Photo: Brian Demello
SPOTLIGHT By Sharman Andersen
No. 40 is one of seven locomotives, and the oldest of three steam engines, owned by Essex Steam Train & Riverboat, a living museum and tourist attraction headquartered in Essex, Conn. Built in 1920 by the American Locomotive Co., the engine was acquired in the
The approximately 80-ton locomotive was in the museum’s engine house for a federally mandated, monthly inspection or boiler wash. No. 97, built in 1923, will be in next for a major overhaul, which, according to master mechanic Bill Wolf, is mandated after 1,472 days “of fire” or use. Today, such overhauls can take up to three years because each piece that requires work must be repaired or re-created one by one. In railroad’s heyday, says Wolf, when the requisite manpower and material were plentiful, similar work would have been measured in days or weeks.
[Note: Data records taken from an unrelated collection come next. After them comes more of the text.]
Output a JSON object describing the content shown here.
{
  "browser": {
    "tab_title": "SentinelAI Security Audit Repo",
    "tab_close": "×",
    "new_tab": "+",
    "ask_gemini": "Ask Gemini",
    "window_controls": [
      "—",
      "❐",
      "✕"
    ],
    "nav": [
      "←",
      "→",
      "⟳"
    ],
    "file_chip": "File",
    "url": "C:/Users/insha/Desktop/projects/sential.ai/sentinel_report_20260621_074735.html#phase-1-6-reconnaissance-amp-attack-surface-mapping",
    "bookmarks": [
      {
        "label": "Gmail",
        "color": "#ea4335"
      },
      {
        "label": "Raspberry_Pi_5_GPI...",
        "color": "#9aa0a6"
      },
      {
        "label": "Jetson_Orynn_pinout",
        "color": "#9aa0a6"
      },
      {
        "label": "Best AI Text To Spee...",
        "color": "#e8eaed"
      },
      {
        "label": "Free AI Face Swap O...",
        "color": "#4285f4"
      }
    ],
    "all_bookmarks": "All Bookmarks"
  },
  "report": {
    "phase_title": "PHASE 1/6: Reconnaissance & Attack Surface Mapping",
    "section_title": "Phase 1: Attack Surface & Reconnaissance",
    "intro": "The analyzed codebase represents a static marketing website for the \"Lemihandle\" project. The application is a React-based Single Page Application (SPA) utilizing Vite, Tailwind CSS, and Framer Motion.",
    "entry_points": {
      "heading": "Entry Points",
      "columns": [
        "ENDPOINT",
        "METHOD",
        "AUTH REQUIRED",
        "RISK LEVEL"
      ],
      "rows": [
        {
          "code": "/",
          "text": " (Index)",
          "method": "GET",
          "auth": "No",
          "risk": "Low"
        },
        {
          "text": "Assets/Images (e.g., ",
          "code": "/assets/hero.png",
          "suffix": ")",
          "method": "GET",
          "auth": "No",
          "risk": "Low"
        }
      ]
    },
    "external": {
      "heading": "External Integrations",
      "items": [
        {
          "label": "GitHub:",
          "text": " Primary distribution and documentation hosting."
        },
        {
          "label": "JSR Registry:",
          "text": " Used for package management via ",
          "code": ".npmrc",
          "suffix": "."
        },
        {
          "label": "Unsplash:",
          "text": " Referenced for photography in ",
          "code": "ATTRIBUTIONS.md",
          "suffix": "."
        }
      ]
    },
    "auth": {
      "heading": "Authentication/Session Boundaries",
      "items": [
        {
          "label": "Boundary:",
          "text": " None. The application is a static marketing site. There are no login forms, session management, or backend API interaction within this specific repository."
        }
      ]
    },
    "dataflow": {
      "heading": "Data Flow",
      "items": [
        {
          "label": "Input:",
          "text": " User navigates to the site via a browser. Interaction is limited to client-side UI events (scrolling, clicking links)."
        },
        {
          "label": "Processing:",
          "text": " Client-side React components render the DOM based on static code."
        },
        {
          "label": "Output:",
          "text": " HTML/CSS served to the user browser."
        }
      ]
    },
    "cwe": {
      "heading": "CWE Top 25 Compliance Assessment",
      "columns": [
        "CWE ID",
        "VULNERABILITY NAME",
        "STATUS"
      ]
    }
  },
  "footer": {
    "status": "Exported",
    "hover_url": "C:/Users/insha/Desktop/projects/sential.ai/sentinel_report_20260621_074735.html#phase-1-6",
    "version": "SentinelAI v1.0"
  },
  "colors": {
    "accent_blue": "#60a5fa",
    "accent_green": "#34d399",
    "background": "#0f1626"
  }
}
The Essex Steam Train & Riverboat receives close to 150,000 visitors per year and is one of Connecticut’s most popular tourist attractions. Herb Clark ’62, who has been an integral part of the living museum since its inception in 1971, says the trains can carry up to 400 passengers on a single trip.
Following the Connecticut River through a state park, the trains travel on a branch line that stretches north from Old Saybrook on Long Island Sound to Middletown. The line originally was constructed for prominent Hartford families who had summer homes on the sound. After roads and highways improved, the line was used for freight rail traffic through the 1950s.
Currently, due to the condition of the northernmost track and bridges, the trains run just up to Haddam. Passengers may disembark to continue on side trips on the Connecticut River aboard the museum’s Becky Thatcher riverboat or hike up to Gillette Castle, a 1919 stone mansion, after a cross-river trip on a state-owned ferry.